THE DATA Block Start

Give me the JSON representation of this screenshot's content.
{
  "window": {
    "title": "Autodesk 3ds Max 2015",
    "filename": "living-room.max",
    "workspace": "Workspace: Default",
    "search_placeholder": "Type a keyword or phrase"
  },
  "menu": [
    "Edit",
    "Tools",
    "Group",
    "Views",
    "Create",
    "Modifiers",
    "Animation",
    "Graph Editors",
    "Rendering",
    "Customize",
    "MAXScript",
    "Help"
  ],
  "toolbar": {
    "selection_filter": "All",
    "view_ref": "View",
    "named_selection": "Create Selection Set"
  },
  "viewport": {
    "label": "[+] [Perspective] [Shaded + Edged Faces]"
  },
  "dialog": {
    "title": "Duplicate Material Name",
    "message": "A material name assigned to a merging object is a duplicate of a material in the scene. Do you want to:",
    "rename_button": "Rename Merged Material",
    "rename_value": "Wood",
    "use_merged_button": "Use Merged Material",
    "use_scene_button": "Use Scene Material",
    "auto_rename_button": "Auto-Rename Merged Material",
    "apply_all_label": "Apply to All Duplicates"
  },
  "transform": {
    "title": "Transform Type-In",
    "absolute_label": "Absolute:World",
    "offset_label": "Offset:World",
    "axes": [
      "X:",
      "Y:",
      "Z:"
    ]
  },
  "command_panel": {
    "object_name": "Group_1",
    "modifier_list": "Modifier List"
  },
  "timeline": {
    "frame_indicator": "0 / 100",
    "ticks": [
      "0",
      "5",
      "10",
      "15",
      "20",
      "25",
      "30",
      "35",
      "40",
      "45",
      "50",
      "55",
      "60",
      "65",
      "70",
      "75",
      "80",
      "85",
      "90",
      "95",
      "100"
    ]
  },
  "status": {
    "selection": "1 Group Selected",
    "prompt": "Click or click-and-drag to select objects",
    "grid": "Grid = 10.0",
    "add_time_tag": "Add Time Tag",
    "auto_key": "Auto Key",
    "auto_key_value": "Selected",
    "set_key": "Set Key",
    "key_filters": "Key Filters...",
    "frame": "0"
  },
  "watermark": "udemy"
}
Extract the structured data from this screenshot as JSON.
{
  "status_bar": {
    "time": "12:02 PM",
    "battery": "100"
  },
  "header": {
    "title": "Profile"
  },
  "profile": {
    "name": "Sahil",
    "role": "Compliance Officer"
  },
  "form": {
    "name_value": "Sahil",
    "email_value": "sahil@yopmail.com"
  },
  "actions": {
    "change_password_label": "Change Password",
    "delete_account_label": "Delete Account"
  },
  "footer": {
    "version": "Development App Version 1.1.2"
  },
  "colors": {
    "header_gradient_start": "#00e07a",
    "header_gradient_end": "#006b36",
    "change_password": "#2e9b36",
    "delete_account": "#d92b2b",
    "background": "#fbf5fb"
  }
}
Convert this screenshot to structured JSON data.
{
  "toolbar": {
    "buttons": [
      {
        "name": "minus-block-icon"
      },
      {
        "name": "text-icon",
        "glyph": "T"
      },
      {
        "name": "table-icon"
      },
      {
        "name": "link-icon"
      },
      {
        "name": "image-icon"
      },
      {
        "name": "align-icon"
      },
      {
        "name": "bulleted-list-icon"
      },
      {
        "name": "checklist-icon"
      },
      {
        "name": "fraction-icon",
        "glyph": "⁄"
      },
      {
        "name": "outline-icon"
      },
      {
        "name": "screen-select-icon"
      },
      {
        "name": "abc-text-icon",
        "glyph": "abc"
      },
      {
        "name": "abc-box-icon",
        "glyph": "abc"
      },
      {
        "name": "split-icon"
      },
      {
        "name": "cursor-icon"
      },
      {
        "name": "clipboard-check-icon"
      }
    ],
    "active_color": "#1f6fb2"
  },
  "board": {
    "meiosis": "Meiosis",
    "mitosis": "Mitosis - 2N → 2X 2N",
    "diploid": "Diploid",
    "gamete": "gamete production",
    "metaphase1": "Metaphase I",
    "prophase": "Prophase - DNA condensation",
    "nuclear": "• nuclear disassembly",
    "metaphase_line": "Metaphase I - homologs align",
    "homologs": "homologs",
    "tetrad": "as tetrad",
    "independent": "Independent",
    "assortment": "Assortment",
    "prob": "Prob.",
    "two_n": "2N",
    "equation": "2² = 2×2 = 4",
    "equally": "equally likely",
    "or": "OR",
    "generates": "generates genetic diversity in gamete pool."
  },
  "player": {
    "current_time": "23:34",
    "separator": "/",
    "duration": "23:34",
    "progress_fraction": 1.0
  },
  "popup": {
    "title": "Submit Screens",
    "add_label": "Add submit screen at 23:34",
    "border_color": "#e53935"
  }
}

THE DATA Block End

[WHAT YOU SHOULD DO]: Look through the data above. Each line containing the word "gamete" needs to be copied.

[YOUR SOLUTION]:
    "gamete": "gamete production",
    "generates": "generates genetic diversity in gamete pool."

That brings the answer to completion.